**THE PROBLEM:** A complete and exact copy of the entries below is the expected result.

**ENTRIES SHOWN:**
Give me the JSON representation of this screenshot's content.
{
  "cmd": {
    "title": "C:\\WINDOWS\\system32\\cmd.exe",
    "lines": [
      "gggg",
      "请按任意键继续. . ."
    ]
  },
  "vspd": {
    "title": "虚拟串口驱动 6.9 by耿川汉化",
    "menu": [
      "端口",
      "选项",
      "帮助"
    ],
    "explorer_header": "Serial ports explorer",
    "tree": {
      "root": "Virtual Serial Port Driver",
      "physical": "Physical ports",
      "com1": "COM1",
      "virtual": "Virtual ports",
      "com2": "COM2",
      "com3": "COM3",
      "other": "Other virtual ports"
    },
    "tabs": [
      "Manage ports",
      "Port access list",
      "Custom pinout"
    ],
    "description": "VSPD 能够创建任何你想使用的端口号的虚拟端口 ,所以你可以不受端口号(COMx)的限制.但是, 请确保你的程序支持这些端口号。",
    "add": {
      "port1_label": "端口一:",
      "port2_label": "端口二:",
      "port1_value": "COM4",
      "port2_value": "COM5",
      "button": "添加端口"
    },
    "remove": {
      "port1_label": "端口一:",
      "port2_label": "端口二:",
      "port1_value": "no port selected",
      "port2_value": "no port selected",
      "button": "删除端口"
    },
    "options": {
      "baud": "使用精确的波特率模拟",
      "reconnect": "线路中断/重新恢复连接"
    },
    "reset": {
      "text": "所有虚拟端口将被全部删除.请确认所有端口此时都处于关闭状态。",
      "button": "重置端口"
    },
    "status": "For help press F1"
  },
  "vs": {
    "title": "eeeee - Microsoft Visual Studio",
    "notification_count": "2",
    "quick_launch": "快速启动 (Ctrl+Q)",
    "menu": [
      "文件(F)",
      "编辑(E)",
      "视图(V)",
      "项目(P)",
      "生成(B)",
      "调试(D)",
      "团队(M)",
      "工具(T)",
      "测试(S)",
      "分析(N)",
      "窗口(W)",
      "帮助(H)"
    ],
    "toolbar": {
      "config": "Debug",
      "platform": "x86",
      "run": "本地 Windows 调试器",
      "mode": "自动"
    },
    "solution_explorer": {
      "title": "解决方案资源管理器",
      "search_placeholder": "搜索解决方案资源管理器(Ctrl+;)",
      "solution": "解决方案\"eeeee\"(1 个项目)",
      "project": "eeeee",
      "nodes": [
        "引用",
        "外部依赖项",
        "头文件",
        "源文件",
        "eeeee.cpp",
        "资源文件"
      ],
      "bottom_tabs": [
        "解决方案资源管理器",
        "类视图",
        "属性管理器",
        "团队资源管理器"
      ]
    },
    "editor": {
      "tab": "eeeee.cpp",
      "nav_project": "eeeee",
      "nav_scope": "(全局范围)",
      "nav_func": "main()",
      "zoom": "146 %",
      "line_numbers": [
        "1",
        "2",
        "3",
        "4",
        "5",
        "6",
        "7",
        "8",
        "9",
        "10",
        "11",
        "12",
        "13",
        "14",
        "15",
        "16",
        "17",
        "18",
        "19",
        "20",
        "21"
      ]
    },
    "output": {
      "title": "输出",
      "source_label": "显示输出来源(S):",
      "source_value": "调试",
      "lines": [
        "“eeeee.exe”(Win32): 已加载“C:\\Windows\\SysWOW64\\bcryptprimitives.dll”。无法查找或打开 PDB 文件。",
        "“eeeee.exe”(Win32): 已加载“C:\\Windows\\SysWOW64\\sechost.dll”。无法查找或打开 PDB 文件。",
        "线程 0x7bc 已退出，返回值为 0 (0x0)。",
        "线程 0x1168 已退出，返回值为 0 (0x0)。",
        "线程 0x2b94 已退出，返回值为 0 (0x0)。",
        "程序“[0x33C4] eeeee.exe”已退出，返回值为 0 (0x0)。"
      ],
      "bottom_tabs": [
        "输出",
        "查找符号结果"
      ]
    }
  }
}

**RESULT:**
Give me the JSON representation of this screenshot's content.
{
  "cmd": {
    "title": "C:\\WINDOWS\\system32\\cmd.exe",
    "lines": [
      "gggg",
      "请按任意键继续. . ."
    ]
  },
  "vspd": {
    "title": "虚拟串口驱动 6.9 by耿川汉化",
    "menu": [
      "端口",
      "选项",
      "帮助"
    ],
    "explorer_header": "Serial ports explorer",
    "tree": {
      "root": "Virtual Serial Port Driver",
      "physical": "Physical ports",
      "com1": "COM1",
      "virtual": "Virtual ports",
      "com2": "COM2",
      "com3": "COM3",
      "other": "Other virtual ports"
    },
    "tabs": [
      "Manage ports",
      "Port access list",
      "Custom pinout"
    ],
    "description": "VSPD 能够创建任何你想使用的端口号的虚拟端口 ,所以你可以不受端口号(COMx)的限制.但是, 请确保你的程序支持这些端口号。",
    "add": {
      "port1_label": "端口一:",
      "port2_label": "端口二:",
      "port1_value": "COM4",
      "port2_value": "COM5",
      "button": "添加端口"
    },
    "remove": {
      "port1_label": "端口一:",
      "port2_label": "端口二:",
      "port1_value": "no port selected",
      "port2_value": "no port selected",
      "button": "删除端口"
    },
    "options": {
      "baud": "使用精确的波特率模拟",
      "reconnect": "线路中断/重新恢复连接"
    },
    "reset": {
      "text": "所有虚拟端口将被全部删除.请确认所有端口此时都处于关闭状态。",
      "button": "重置端口"
    },
    "status": "For help press F1"
  },
  "vs": {
    "title": "eeeee - Microsoft Visual Studio",
    "notification_count": "2",
    "quick_launch": "快速启动 (Ctrl+Q)",
    "menu": [
      "文件(F)",
      "编辑(E)",
      "视图(V)",
      "项目(P)",
      "生成(B)",
      "调试(D)",
      "团队(M)",
      "工具(T)",
      "测试(S)",
      "分析(N)",
      "窗口(W)",
      "帮助(H)"
    ],
    "toolbar": {
      "config": "Debug",
      "platform": "x86",
      "run": "本地 Windows 调试器",
      "mode": "自动"
    },
    "solution_explorer": {
      "title": "解决方案资源管理器",
      "search_placeholder": "搜索解决方案资源管理器(Ctrl+;)",
      "solution": "解决方案\"eeeee\"(1 个项目)",
      "project": "eeeee",
      "nodes": [
        "引用",
        "外部依赖项",
        "头文件",
        "源文件",
        "eeeee.cpp",
        "资源文件"
      ],
      "bottom_tabs": [
        "解决方案资源管理器",
        "类视图",
        "属性管理器",
        "团队资源管理器"
      ]
    },
    "editor": {
      "tab": "eeeee.cpp",
      "nav_project": "eeeee",
      "nav_scope": "(全局范围)",
      "nav_func": "main()",
      "zoom": "146 %",
      "line_numbers": [
        "1",
        "2",
        "3",
        "4",
        "5",
        "6",
        "7",
        "8",
        "9",
        "10",
        "11",
        "12",
        "13",
        "14",
        "15",
        "16",
        "17",
        "18",
        "19",
        "20",
        "21"
      ]
    },
    "output": {
      "title": "输出",
      "source_label": "显示输出来源(S):",
      "source_value": "调试",
      "lines": [
        "“eeeee.exe”(Win32): 已加载“C:\\Windows\\SysWOW64\\bcryptprimitives.dll”。无法查找或打开 PDB 文件。",
        "“eeeee.exe”(Win32): 已加载“C:\\Windows\\SysWOW64\\sechost.dll”。无法查找或打开 PDB 文件。",
        "线程 0x7bc 已退出，返回值为 0 (0x0)。",
        "线程 0x1168 已退出，返回值为 0 (0x0)。",
        "线程 0x2b94 已退出，返回值为 0 (0x0)。",
        "程序“[0x33C4] eeeee.exe”已退出，返回值为 0 (0x0)。"
      ],
      "bottom_tabs": [
        "输出",
        "查找符号结果"
      ]
    }
  }
}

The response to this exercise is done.